The gastrointestinal tract (GI) can also be an under recognized source of pain. The most common issue is gastric ulceration. Multiple studies show that two-thirds of all non-racing performance horses have ulcers, and racehorses, in particular, have up to a 90-percent prevalence rate. One reason for this high incidence is that the horse’s stomach is prone to ulceration because sensitive cells from the esophagus extend down into the stomach and are easily “burned” by stomach acid. Additionally, our feeding and management practices compound the problem. Horses were designed to graze small amounts of grasses, forages, and legumes continuously throughout the day, while moving, which keeps their stomachs full and buffered, limiting the splashing of acid onto those sensitive cells. In general, though, horses are fed twice a day, leaving large gaps of time for the stomach to be
empty and exposed to acid, which, unlike in people, horses produce continuously. Additionally, grain diets tend to evoke a strong acid response and are digested quickly, once again leaving the stomach vulnerable over time to acid irritation.

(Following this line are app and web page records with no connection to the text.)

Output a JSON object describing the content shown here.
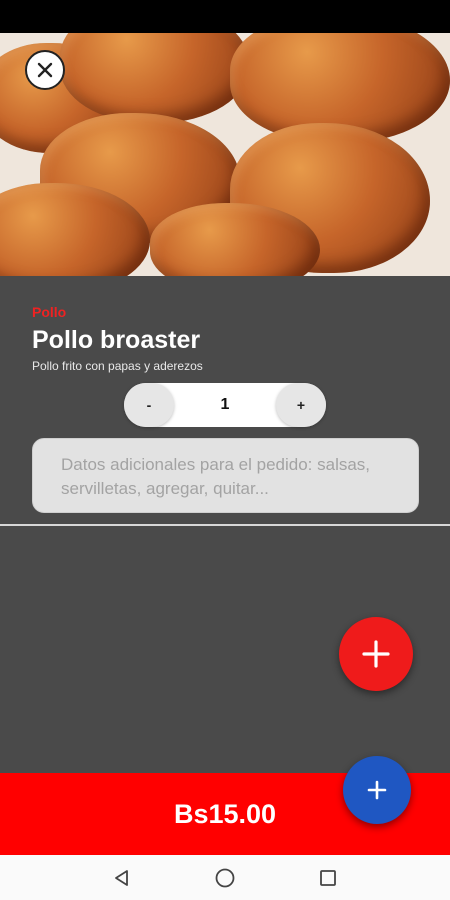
{
  "product": {
    "category": "Pollo",
    "name": "Pollo broaster",
    "description": "Pollo frito con papas y aderezos",
    "price": "Bs15.00"
  },
  "quantity": {
    "minus_label": "-",
    "value": "1",
    "plus_label": "+"
  },
  "notes": {
    "placeholder": "Datos adicionales para el pedido: salsas, servilletas, agregar, quitar..."
  },
  "icons": {
    "close": "close-icon",
    "add_fab": "plus-icon",
    "cart_fab": "plus-icon",
    "nav_back": "back-triangle-icon",
    "nav_home": "home-circle-icon",
    "nav_recents": "recents-square-icon"
  },
  "colors": {
    "accent_red": "#ff0000",
    "fab_blue": "#1f57c2",
    "background": "#4a4a4a"
  }
}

Diagnosing ulcers is done by gastroscopy, or “scoping,” the stomach. Veterinarians will look for compromised tissues that range from focal minor irritation to diffuse full thickness erosions, which can occur in multiple areas of the stomach. They are very similar to blisters or burns on your skin, and can manifest in horses in many ways. Horses can be “cinchy,” have box issues, back soreness, bucking fits, weight loss, or appear to be poor-doing. Like respiratory disease, accurately diagnosing and treating ulcers appropriately can have a significant impact on your horse’s health and performance.
Another area of internal focus that we may not realize is inhibiting our horses is the endocrine system. This system reg- ulates almost every activity in the body. That regulation is managed by hormones. In addition to being reproductive molecules, hormones are molecules that tell the body to do many different essential functions. When hormones are disrupted or diseased, the result can be detrimental.
For example, insulin is a hormone that regulates sugar in the body. If this hormone is missing in a person, that person becomes diabetic. Diabetics deal with an enhanced risk of many detrimental issues, from heart disease to diabetic neuropathy, all because one hormone is in short supply. In horses, the most common endocrine disease is Pituitary Pars Intermedia Dysfunction, or PPID. It is often referred to as Cushing’s disease and originates from a problem in the horse’s brain. This abnormality causes a host of hormones to be disrupted.
The incidence for PPID in horses is high and increases with age. About 20–25 percent of horses over the age of 15 have some form of PPID. Some early issues we see in horses with the disease are increased rates of infections (skin, dental, feet), abnormal sweating, increased tendon or ligament injuries, mild retention of hair coat in the spring and summer, infertility, and laminitis. To diagnose the issue, veterinarians may draw blood for a screening sample, or they may give a drug to stimulate the pituitary gland and then sample the blood for analysis. Early diagnosis is key in preventing some of the more life-threatening issues that can occur with endocrine diseases.
Thinking about all the issues that can affect our performing horse can be overwhelming. Mostly, our concerns revolve around the mobility of our athlete, but careful consideration should be given to internal issues that may impact the peak performance of our equine partners. Next month, I will discuss the treatments that are available for many of the problems we have been learning about.